After The Blair Witch Project sold out cinemas and soiled boxer shorts around the world, a sequel was quickly greenlit to capitalise on its massive success.

There was one hefty problem, though. Part of what made the first film so successful was the fact it came out of nowhere.

Here was this film about young filmmakers who had gone into the woods and disappeared, and crucially it had this found-footage style that made many cinemagoers question whether what they were seeing was actually fiction.

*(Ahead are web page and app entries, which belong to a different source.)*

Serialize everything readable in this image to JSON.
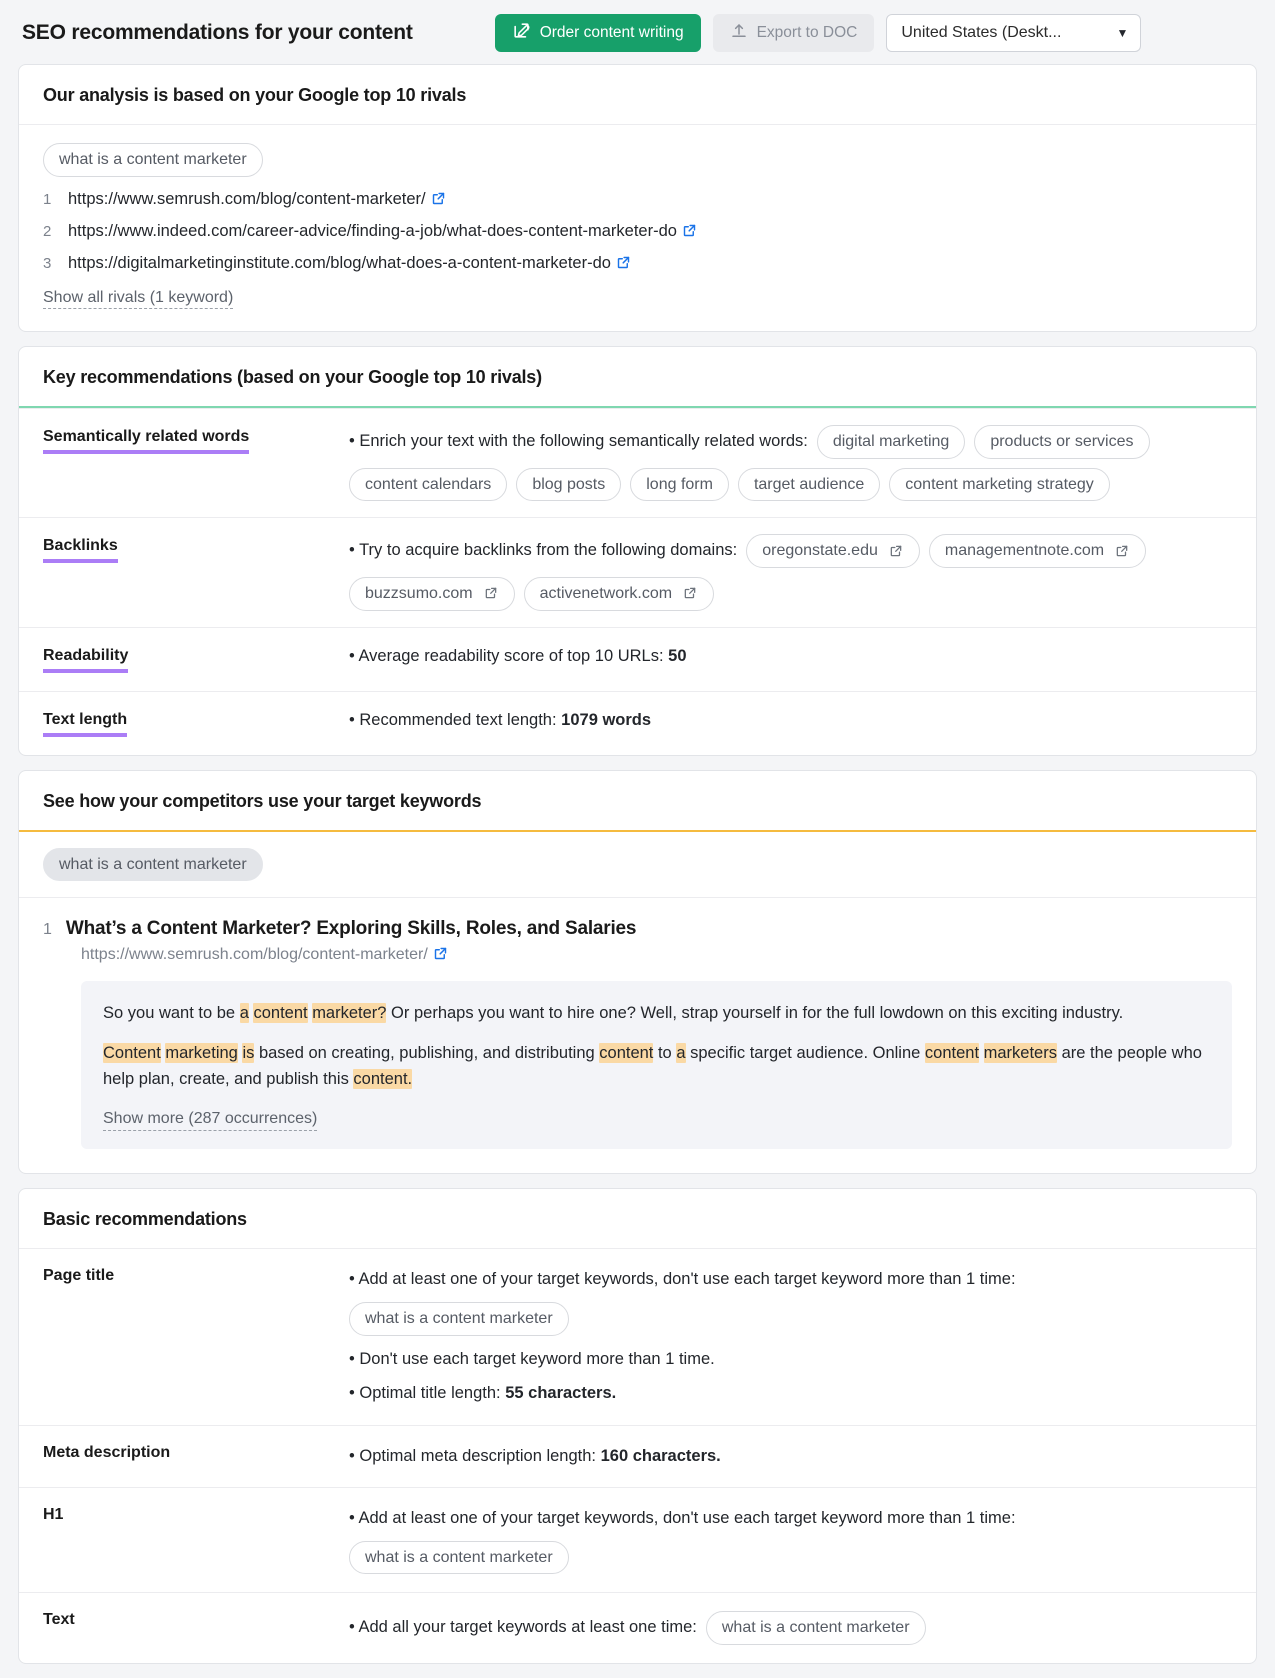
{
  "header": {
    "title": "SEO recommendations for your content",
    "order_button": "Order content writing",
    "order_icon": "edit-square-icon",
    "export_button": "Export to DOC",
    "export_icon": "upload-icon",
    "locale_select_value": "United States (Deskt...",
    "chevron_icon": "chevron-down-icon"
  },
  "rivals": {
    "title": "Our analysis is based on your Google top 10 rivals",
    "keyword_pill": "what is a content marketer",
    "items": [
      {
        "index": "1",
        "url": "https://www.semrush.com/blog/content-marketer/"
      },
      {
        "index": "2",
        "url": "https://www.indeed.com/career-advice/finding-a-job/what-does-content-marketer-do"
      },
      {
        "index": "3",
        "url": "https://digitalmarketinginstitute.com/blog/what-does-a-content-marketer-do"
      }
    ],
    "show_all_link": "Show all rivals (1 keyword)",
    "link_icon": "external-link-icon"
  },
  "key_recommendations": {
    "title": "Key recommendations (based on your Google top 10 rivals)",
    "accent_color": "#7fd7b0",
    "underline_color": "#ab7df6",
    "rows": [
      {
        "label": "Semantically related words",
        "lead": "Enrich your text with the following semantically related words:",
        "chips": [
          "digital marketing",
          "products or services",
          "content calendars",
          "blog posts",
          "long form",
          "target audience",
          "content marketing strategy"
        ]
      },
      {
        "label": "Backlinks",
        "lead": "Try to acquire backlinks from the following domains:",
        "chips": [
          "oregonstate.edu",
          "managementnote.com",
          "buzzsumo.com",
          "activenetwork.com"
        ]
      },
      {
        "label": "Readability",
        "lead": "Average readability score of top 10 URLs:",
        "value": "50"
      },
      {
        "label": "Text length",
        "lead": "Recommended text length:",
        "value": "1079 words"
      }
    ]
  },
  "competitors": {
    "title": "See how your competitors use your target keywords",
    "accent_color": "#f5bb3f",
    "keyword_pill": "what is a content marketer",
    "item": {
      "index": "1",
      "title": "What’s a Content Marketer? Exploring Skills, Roles, and Salaries",
      "url": "https://www.semrush.com/blog/content-marketer/",
      "paragraph1": [
        {
          "t": "So you want to be ",
          "h": false
        },
        {
          "t": "a",
          "h": true
        },
        {
          "t": " ",
          "h": false
        },
        {
          "t": "content",
          "h": true
        },
        {
          "t": " ",
          "h": false
        },
        {
          "t": "marketer?",
          "h": true
        },
        {
          "t": " Or perhaps you want to hire one? Well, strap yourself in for the full lowdown on this exciting industry.",
          "h": false
        }
      ],
      "paragraph2": [
        {
          "t": "Content",
          "h": true
        },
        {
          "t": " ",
          "h": false
        },
        {
          "t": "marketing",
          "h": true
        },
        {
          "t": " ",
          "h": false
        },
        {
          "t": "is",
          "h": true
        },
        {
          "t": " based on creating, publishing, and distributing ",
          "h": false
        },
        {
          "t": "content",
          "h": true
        },
        {
          "t": " to ",
          "h": false
        },
        {
          "t": "a",
          "h": true
        },
        {
          "t": " specific target audience. Online ",
          "h": false
        },
        {
          "t": "content",
          "h": true
        },
        {
          "t": " ",
          "h": false
        },
        {
          "t": "marketers",
          "h": true
        },
        {
          "t": " are the people who help plan, create, and publish this ",
          "h": false
        },
        {
          "t": "content.",
          "h": true
        }
      ],
      "show_more": "Show more (287 occurrences)",
      "highlight_color": "#fad9a5"
    }
  },
  "basic_recommendations": {
    "title": "Basic recommendations",
    "rows": [
      {
        "label": "Page title",
        "lines": [
          {
            "type": "bullet_chip",
            "text": "Add at least one of your target keywords, don't use each target keyword more than 1 time:",
            "chip": "what is a content marketer"
          },
          {
            "type": "bullet",
            "text": "Don't use each target keyword more than 1 time."
          },
          {
            "type": "bullet_value",
            "text": "Optimal title length:",
            "value": "55 characters."
          }
        ]
      },
      {
        "label": "Meta description",
        "lines": [
          {
            "type": "bullet_value",
            "text": "Optimal meta description length:",
            "value": "160 characters."
          }
        ]
      },
      {
        "label": "H1",
        "lines": [
          {
            "type": "bullet_chip",
            "text": "Add at least one of your target keywords, don't use each target keyword more than 1 time:",
            "chip": "what is a content marketer"
          }
        ]
      },
      {
        "label": "Text",
        "lines": [
          {
            "type": "bullet_inline_chip",
            "text": "Add all your target keywords at least one time:",
            "chip": "what is a content marketer"
          }
        ]
      }
    ]
  }
}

Realising (perhaps wisely) that lightning probably couldn’t strike twice in the same place, director Joe Berlinger and the rest of the Blair Witch 2 crew instead decided to ditch everything that made the first film a success and go in a completely different direction. Continue reading “Book Of Shadows: Blair Witch 2 (2000) review”

Sausage Party (2016) review

sausage-party-posterHead chefs: Conrad Vernon and Greg Tiernan

Ingredients: Seth Rogen, Kristen Wiig, Michael Cera, Jonah Hill, Edward Norton, Salma Hayek, Nick Kroll, David Krumholtz, Paul Rudd, James Franco, Danny McBride, Craig Robinson, Bill Hader

“We’re the non-perishables, motherfucker.” (Mr Grits, Sausage Party)

Take one hot dog sausage (Rogen) and one hot dog bun (Wiig), destined to be together but forced to sit separate from each other in their packaging prisons on a supermarket shelf.

Pre-heat a premise about a promised land said to lie outside the supermarket’s doors, one in which any foods chosen by ‘the gods’ (humans) will get everything they desire. Keep this premise simmering throughout, regularly adding religious nods to taste.

Add a sub-plot involving two more sausages (Cera and Hill) who find themselves chosen for the promised land but quickly discover that the food paradise they expected is actually a kitchen-based massacre of biblical proportions. Continue reading “Sausage Party (2016) review”